One can draw a parallel between Hungarian and Ukrainian history but this has not much to do with 1956. Russia acquired much of the present time Ukrainian territory in the 18th century, just as the Habsburg Empire annexed Hungary fully in the 18th century. In both cases the acquisition of territory took place at the expense of the Ottoman Empire which at that time was in decline. Hungarians fought the Austrians for independence (especially in 1848-9) in vain, but the best time for economic and political development for Hungary came after the famous compromise with the Austrians in 1867.
The 1848-9 uprising of Hungarians against Austrians was eventually put down by the Russian army which came to the rescue of the Habsburg Empire fulfilling a commitment they had made in 1814. In 1956 the Soviet Union invoked the Warsaw Pact that had been signed one year earlier.

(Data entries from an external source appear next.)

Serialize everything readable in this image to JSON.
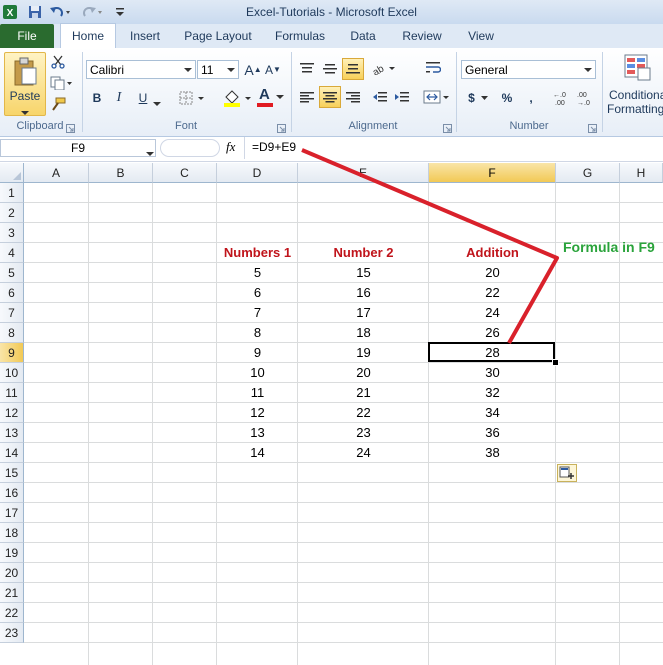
{
  "window": {
    "title": "Excel-Tutorials  -  Microsoft Excel"
  },
  "tabs": [
    "File",
    "Home",
    "Insert",
    "Page Layout",
    "Formulas",
    "Data",
    "Review",
    "View"
  ],
  "ribbon": {
    "clipboard": {
      "paste_label": "Paste",
      "group_label": "Clipboard"
    },
    "font": {
      "name": "Calibri",
      "size": "11",
      "bold": "B",
      "italic": "I",
      "underline": "U",
      "grow": "A",
      "shrink": "A",
      "font_color": "A",
      "group_label": "Font"
    },
    "alignment": {
      "group_label": "Alignment"
    },
    "number": {
      "format": "General",
      "currency": "$",
      "percent": "%",
      "comma": ",",
      "inc_decimal": ".0→.00",
      "dec_decimal": ".00→.0",
      "group_label": "Number"
    },
    "styles": {
      "conditional_line1": "Conditional",
      "conditional_line2": "Formatting"
    }
  },
  "formula_bar": {
    "name_box": "F9",
    "fx": "fx",
    "formula": "=D9+E9"
  },
  "sheet": {
    "columns": [
      "A",
      "B",
      "C",
      "D",
      "E",
      "F",
      "G",
      "H"
    ],
    "rows": [
      "1",
      "2",
      "3",
      "4",
      "5",
      "6",
      "7",
      "8",
      "9",
      "10",
      "11",
      "12",
      "13",
      "14",
      "15",
      "16",
      "17",
      "18",
      "19",
      "20",
      "21",
      "22",
      "23"
    ],
    "selected_cell": "F9",
    "header_row": {
      "d": "Numbers 1",
      "e": "Number 2",
      "f": "Addition"
    },
    "data": [
      {
        "row": "5",
        "d": "5",
        "e": "15",
        "f": "20"
      },
      {
        "row": "6",
        "d": "6",
        "e": "16",
        "f": "22"
      },
      {
        "row": "7",
        "d": "7",
        "e": "17",
        "f": "24"
      },
      {
        "row": "8",
        "d": "8",
        "e": "18",
        "f": "26"
      },
      {
        "row": "9",
        "d": "9",
        "e": "19",
        "f": "28"
      },
      {
        "row": "10",
        "d": "10",
        "e": "20",
        "f": "30"
      },
      {
        "row": "11",
        "d": "11",
        "e": "21",
        "f": "32"
      },
      {
        "row": "12",
        "d": "12",
        "e": "22",
        "f": "34"
      },
      {
        "row": "13",
        "d": "13",
        "e": "23",
        "f": "36"
      },
      {
        "row": "14",
        "d": "14",
        "e": "24",
        "f": "38"
      }
    ]
  },
  "annotation": {
    "text": "Formula in F9",
    "color": "#2aa33b",
    "arrow_color": "#d9212b"
  },
  "colors": {
    "header_text": "#c0141b",
    "file_tab": "#2a6b2f",
    "selected_header": "#f2c955"
  }
}
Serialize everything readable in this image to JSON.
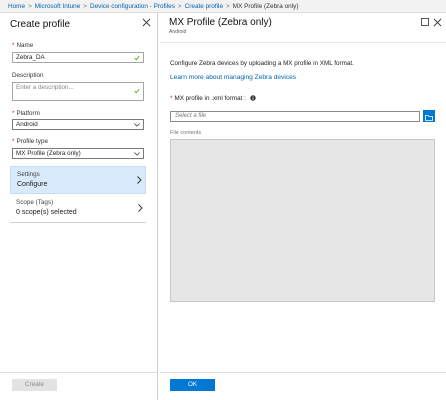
{
  "breadcrumb": {
    "items": [
      "Home",
      "Microsoft Intune",
      "Device configuration - Profiles",
      "Create profile",
      "MX Profile (Zebra only)"
    ],
    "separator": ">"
  },
  "left_blade": {
    "title": "Create profile",
    "name": {
      "label": "Name",
      "value": "Zebra_DA"
    },
    "description": {
      "label": "Description",
      "placeholder": "Enter a description..."
    },
    "platform": {
      "label": "Platform",
      "value": "Android"
    },
    "profile_type": {
      "label": "Profile type",
      "value": "MX Profile (Zebra only)"
    },
    "settings": {
      "title": "Settings",
      "subtitle": "Configure"
    },
    "scope": {
      "title": "Scope (Tags)",
      "subtitle": "0 scope(s) selected"
    },
    "create_label": "Create"
  },
  "right_blade": {
    "title": "MX Profile (Zebra only)",
    "subtitle": "Android",
    "description": "Configure Zebra devices by uploading a MX profile in XML format.",
    "learn_more": "Learn more about managing Zebra devices",
    "mx_label": "MX profile in .xml format :",
    "file_placeholder": "Select a file",
    "file_contents_label": "File contents",
    "ok_label": "OK"
  },
  "colors": {
    "accent": "#0078d4",
    "link": "#0063b1",
    "required": "#e81123",
    "selected_bg": "#d9eafc",
    "valid_check": "#57a300"
  }
}
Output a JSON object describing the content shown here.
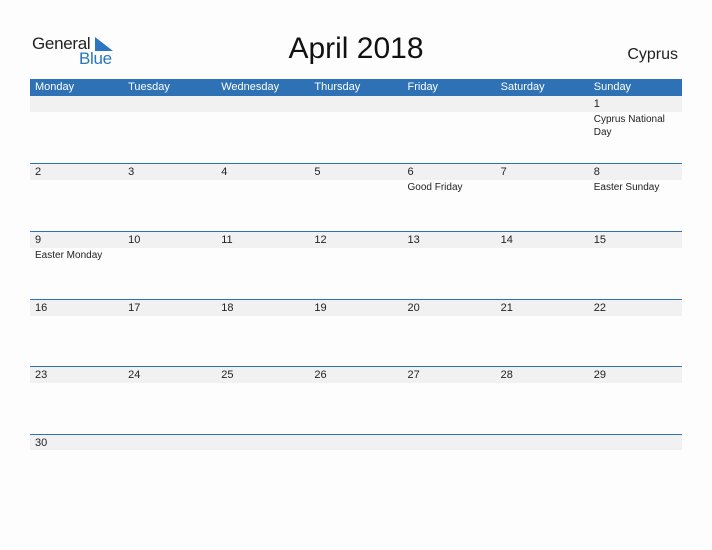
{
  "logo": {
    "line1": "General",
    "line2": "Blue"
  },
  "title": "April 2018",
  "country": "Cyprus",
  "colors": {
    "accent": "#2e72b5",
    "strip": "#f1f1f1"
  },
  "weekdays": [
    "Monday",
    "Tuesday",
    "Wednesday",
    "Thursday",
    "Friday",
    "Saturday",
    "Sunday"
  ],
  "weeks": [
    [
      {
        "n": "",
        "e": ""
      },
      {
        "n": "",
        "e": ""
      },
      {
        "n": "",
        "e": ""
      },
      {
        "n": "",
        "e": ""
      },
      {
        "n": "",
        "e": ""
      },
      {
        "n": "",
        "e": ""
      },
      {
        "n": "1",
        "e": "Cyprus National Day"
      }
    ],
    [
      {
        "n": "2",
        "e": ""
      },
      {
        "n": "3",
        "e": ""
      },
      {
        "n": "4",
        "e": ""
      },
      {
        "n": "5",
        "e": ""
      },
      {
        "n": "6",
        "e": "Good Friday"
      },
      {
        "n": "7",
        "e": ""
      },
      {
        "n": "8",
        "e": "Easter Sunday"
      }
    ],
    [
      {
        "n": "9",
        "e": "Easter Monday"
      },
      {
        "n": "10",
        "e": ""
      },
      {
        "n": "11",
        "e": ""
      },
      {
        "n": "12",
        "e": ""
      },
      {
        "n": "13",
        "e": ""
      },
      {
        "n": "14",
        "e": ""
      },
      {
        "n": "15",
        "e": ""
      }
    ],
    [
      {
        "n": "16",
        "e": ""
      },
      {
        "n": "17",
        "e": ""
      },
      {
        "n": "18",
        "e": ""
      },
      {
        "n": "19",
        "e": ""
      },
      {
        "n": "20",
        "e": ""
      },
      {
        "n": "21",
        "e": ""
      },
      {
        "n": "22",
        "e": ""
      }
    ],
    [
      {
        "n": "23",
        "e": ""
      },
      {
        "n": "24",
        "e": ""
      },
      {
        "n": "25",
        "e": ""
      },
      {
        "n": "26",
        "e": ""
      },
      {
        "n": "27",
        "e": ""
      },
      {
        "n": "28",
        "e": ""
      },
      {
        "n": "29",
        "e": ""
      }
    ],
    [
      {
        "n": "30",
        "e": ""
      },
      {
        "n": "",
        "e": ""
      },
      {
        "n": "",
        "e": ""
      },
      {
        "n": "",
        "e": ""
      },
      {
        "n": "",
        "e": ""
      },
      {
        "n": "",
        "e": ""
      },
      {
        "n": "",
        "e": ""
      }
    ]
  ]
}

The intervention of the Soviet army in 1956 cost over 2000 lives and the repression that followed was severe (over 200 people executed). But from the early 1960s Hungarians experienced “goulash communism”. For many who grew up in those times the constantly improving living standards are more important than which army is stationed in the country.
If you ask Hungarians what the greatest tragedies for us were (in 20th century), more right wing people would say the outcome of World War One (including Trianon) and more left wing people would say the outcome of World War Two (including the Holocaust). In first France and in second Germany is implicated. 1956 does not come near in either case what concers the number of victims or further implications. The memory of 1956 hurts Hungarians but it rarely mobilised large numbers in the last 30 years when celebrating the anti-Soviet uprising has been free. Maybe most Hungarians don’t particularly like Russians but they put things into perspective and value the opportunities of peaceful and pragmatic cooperation.
Hungarian nationalist views are attached to the notion that the West “gave us” to the Russians at the Yalta Conference (1945). Linked to this is the point that in 1956 the West (US, Radio Free Europe etc.) encouraged but did not support the armed uprising of Hungarians against the Soviet intervention. This is being compared to current Ukrainian situation. Adding the concerns of ethnic Hungarians in Ukraine who felt culturally oppresed at the time of rising Ukrainian nationalism, it is not so hard to understand why the complains about Putin fell flat at the time of the recent election campaign and why most Hungarians prefer to stay away from the war of two great Slavic nations.